• [How to complete this task]: Please copy each line in the records below that contains the string "type".

(Stored items)
┄┄┄┄┄┄┄┄┄┄

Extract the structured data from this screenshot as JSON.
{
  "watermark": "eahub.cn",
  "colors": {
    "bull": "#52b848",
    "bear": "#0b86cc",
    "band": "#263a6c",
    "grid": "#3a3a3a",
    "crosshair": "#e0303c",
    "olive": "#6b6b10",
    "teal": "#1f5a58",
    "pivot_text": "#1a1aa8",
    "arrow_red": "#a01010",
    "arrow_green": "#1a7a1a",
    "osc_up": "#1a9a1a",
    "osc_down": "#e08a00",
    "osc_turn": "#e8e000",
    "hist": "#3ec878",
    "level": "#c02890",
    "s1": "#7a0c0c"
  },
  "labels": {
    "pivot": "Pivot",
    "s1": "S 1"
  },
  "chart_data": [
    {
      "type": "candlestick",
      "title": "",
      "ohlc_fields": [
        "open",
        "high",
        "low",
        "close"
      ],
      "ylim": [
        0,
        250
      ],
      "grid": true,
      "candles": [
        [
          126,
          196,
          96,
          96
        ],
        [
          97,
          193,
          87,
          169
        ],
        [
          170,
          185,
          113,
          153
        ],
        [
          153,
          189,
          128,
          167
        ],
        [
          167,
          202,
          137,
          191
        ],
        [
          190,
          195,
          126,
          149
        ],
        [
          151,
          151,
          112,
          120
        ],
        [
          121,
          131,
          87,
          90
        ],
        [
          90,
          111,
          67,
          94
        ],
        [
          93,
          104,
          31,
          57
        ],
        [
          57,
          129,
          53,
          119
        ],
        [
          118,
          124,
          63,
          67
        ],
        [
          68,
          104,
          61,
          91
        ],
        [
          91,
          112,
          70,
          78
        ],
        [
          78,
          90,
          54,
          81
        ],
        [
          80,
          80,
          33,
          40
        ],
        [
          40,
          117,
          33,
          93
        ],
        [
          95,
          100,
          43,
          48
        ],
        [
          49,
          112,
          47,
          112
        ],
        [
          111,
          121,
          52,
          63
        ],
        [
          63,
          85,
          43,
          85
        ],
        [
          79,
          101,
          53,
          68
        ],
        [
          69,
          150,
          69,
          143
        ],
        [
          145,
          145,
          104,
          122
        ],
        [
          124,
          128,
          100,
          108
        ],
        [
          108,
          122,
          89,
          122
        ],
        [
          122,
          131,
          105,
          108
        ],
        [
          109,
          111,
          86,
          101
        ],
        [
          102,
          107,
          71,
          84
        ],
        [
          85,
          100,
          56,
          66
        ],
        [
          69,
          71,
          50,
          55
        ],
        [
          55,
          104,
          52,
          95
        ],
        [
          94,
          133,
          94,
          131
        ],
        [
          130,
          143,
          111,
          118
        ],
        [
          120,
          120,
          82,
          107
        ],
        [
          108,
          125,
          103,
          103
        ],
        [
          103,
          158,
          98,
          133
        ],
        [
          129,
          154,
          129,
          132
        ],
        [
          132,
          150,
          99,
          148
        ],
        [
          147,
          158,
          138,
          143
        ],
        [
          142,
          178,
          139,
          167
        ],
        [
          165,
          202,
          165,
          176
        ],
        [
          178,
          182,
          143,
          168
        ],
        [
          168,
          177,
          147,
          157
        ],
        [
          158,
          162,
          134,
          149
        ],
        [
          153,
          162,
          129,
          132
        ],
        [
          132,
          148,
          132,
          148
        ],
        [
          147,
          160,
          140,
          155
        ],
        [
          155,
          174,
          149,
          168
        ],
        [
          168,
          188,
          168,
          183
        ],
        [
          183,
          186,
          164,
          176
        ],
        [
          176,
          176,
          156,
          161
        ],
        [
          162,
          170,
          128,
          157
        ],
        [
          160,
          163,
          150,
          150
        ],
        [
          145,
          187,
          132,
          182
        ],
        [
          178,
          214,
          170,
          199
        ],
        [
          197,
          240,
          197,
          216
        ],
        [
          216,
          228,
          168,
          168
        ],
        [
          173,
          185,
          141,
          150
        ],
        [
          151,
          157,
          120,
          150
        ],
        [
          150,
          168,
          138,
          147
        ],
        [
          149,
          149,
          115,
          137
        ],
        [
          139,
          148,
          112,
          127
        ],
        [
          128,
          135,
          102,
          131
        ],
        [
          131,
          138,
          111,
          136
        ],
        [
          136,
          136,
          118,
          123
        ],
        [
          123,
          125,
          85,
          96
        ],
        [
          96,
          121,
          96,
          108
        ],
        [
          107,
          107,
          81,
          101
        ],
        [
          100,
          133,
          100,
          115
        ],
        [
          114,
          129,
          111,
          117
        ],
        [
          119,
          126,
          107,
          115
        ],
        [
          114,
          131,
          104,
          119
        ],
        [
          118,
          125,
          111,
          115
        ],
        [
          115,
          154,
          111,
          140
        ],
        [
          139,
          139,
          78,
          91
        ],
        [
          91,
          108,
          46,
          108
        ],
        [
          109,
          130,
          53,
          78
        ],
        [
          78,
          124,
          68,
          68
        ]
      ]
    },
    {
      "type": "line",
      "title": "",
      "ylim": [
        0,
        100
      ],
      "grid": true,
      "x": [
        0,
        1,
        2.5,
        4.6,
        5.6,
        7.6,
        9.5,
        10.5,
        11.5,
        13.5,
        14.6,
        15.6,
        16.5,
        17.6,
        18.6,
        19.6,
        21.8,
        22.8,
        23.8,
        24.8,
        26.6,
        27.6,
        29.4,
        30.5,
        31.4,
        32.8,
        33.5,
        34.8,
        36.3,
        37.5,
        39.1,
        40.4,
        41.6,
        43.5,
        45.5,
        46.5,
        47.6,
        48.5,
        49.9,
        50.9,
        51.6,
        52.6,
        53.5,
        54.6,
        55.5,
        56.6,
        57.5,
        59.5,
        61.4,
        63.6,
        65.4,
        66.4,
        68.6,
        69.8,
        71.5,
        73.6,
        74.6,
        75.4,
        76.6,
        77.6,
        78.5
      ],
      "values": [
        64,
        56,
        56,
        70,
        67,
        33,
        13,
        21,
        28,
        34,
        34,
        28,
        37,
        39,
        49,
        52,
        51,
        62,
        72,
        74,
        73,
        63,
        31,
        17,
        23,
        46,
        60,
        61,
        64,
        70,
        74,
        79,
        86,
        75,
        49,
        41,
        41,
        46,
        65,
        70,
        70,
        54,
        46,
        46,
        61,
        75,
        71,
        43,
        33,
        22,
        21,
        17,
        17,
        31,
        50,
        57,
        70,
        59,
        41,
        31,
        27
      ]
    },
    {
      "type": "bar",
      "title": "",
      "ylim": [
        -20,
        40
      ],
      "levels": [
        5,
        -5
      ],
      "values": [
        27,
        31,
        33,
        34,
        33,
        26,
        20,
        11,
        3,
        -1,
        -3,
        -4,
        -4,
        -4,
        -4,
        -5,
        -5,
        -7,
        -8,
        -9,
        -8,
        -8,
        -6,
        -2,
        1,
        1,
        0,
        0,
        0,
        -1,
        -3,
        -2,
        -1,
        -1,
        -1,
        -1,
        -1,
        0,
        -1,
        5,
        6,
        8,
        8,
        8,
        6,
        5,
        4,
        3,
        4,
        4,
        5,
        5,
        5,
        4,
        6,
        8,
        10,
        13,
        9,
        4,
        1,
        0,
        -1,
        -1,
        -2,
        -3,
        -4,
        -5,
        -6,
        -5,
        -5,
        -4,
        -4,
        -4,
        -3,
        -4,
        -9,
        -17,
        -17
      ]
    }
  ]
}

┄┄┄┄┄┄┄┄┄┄

• [Worked solution]:
      "type": "candlestick",
      "type": "line",
      "type": "bar",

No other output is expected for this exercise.